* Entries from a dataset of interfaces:
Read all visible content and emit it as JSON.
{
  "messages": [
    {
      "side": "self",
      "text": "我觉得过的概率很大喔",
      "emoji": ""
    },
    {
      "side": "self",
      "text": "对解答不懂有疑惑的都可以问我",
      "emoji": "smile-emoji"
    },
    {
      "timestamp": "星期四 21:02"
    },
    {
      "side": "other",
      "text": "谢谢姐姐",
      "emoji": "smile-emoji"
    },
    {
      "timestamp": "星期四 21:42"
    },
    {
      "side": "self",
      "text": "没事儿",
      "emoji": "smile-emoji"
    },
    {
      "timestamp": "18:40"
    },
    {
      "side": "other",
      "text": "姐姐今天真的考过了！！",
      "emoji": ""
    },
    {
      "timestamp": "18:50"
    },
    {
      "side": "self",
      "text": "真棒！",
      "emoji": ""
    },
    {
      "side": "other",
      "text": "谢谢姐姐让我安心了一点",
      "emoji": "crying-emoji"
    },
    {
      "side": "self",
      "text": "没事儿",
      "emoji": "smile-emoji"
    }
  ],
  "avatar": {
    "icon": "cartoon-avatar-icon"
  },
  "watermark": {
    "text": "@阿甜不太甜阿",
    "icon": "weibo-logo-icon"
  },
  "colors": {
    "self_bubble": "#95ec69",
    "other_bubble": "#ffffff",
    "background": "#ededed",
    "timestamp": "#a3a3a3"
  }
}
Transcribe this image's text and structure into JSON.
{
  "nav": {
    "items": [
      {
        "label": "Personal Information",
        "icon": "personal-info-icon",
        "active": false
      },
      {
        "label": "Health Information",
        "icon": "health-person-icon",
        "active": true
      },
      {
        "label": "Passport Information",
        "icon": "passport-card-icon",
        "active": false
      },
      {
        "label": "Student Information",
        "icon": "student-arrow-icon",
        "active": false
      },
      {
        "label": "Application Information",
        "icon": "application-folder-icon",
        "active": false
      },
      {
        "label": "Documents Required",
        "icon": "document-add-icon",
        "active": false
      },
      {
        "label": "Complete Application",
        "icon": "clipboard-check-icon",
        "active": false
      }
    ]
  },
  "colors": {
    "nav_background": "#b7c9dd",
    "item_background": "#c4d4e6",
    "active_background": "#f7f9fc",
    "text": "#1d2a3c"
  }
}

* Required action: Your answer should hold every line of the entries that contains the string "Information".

* Answer box:
        "label": "Personal Information",
        "label": "Health Information",
        "label": "Passport Information",
        "label": "Student Information",
        "label": "Application Information",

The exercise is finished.